Sharp Rise In Couples Blaming High House Prices For Delaying Starting A Family
The high cost of housing is putting more couples off starting a family, according to a new report, with a 63 per cent rise in those citing this as a reason in just three years.
One in five people aged between 31 and 44 who do not have children feel forced to delay starting a family due to high house prices making it difficult to purchase a home big enough to meet their needs, while rental accommodation doesn’t offer enough security.
According to research by charity Shelter, 26 per cent of those putting starting a brood on hold say that they have been doing so for five years or more – it says this means that more than a million people in this age group could be delaying starting a family because of housing issues.
This is a 63 per cent rise in people putting off having children because of housing costs compared with a similar study carried out just three years ago.
The research found one in three first-time buyers are now aged over 35. Large deposits and strict lending criteria along with the weak economy is stopping many from getting on the property ladder.
This has lead to a drop in their proportion of mortgage approvals, while the range of mortgages available to first-time buyers and people with deposits of 10 per cent or less has shrunk significantly over the last half a year.
Rising rental prices are also putting strain on potential first-time buyers’ finances and making it hard to save. Rental prices hit £725 in July, according to lettings network LSL Property Services, with annual rental inflation climbing to two per cent.
A report from Lloyds TSB last week also found that people trying to take their second step on the housing ladder, who are often those trying to trade up because they want to start having children, are facing some of the toughest market conditions seen in a generation.
Many would-be second-time buyers are stuck in negative equity because they bought their first home at the top of the market.
However, for those who do manage to meet lenders’ stricter criteria and raise a deposit, a separate study from Halifax found yesterday that typical mortgage payments for a new borrower, including first-time buyers and home movers, are at their most affordable in 15 years.
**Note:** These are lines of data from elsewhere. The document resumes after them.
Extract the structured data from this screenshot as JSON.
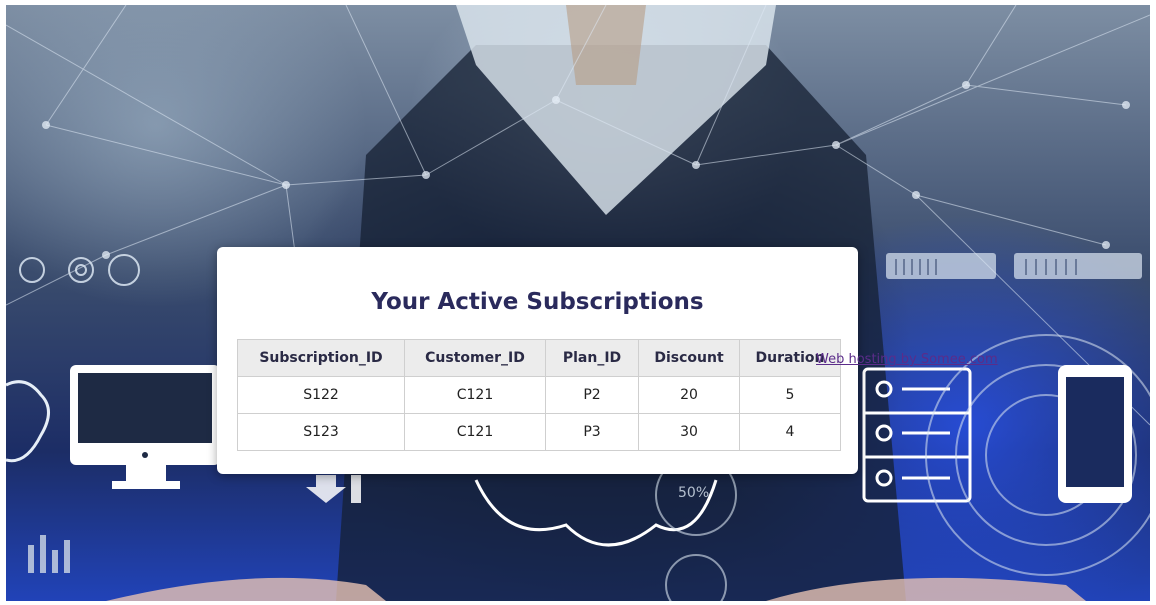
{
  "page": {
    "title": "Your Active Subscriptions",
    "credit_link": "Web hosting by Somee.com"
  },
  "table": {
    "headers": [
      "Subscription_ID",
      "Customer_ID",
      "Plan_ID",
      "Discount",
      "Duration"
    ],
    "rows": [
      [
        "S122",
        "C121",
        "P2",
        "20",
        "5"
      ],
      [
        "S123",
        "C121",
        "P3",
        "30",
        "4"
      ]
    ]
  },
  "background": {
    "badge_text": "50%"
  },
  "colors": {
    "title": "#2a2a5c",
    "header_bg": "#ececec",
    "link": "#5b2c8a",
    "accent_blue": "#2143b8"
  }
}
Shelter said the Government must take radical action to stop an entire generation being held back by a ‘desperate shortage’ of affordable homes.
Kay Boycott, director of communications, policy and campaigns at Shelter, said: ‘It’s heartbreaking that so many people are being forced to put their lives on hold in this way.
‘Sadly, more and more couples are finding that despite working hard and saving hard, they’re still priced out of a stable and affordable home, trapped in rented housing where landlords can evict them or raise the rent at any time.
Netmums founder Sally Russell said a family home was one of the most basic requirements for raising children, but many people are finding this increasingly unattainable.
She said: ‘Sadly for a number of these, leaving it too late may mean they may never able to have children. For others, it could mean both parents forced to work full time when their baby is tiny just to keep a roof over their heads.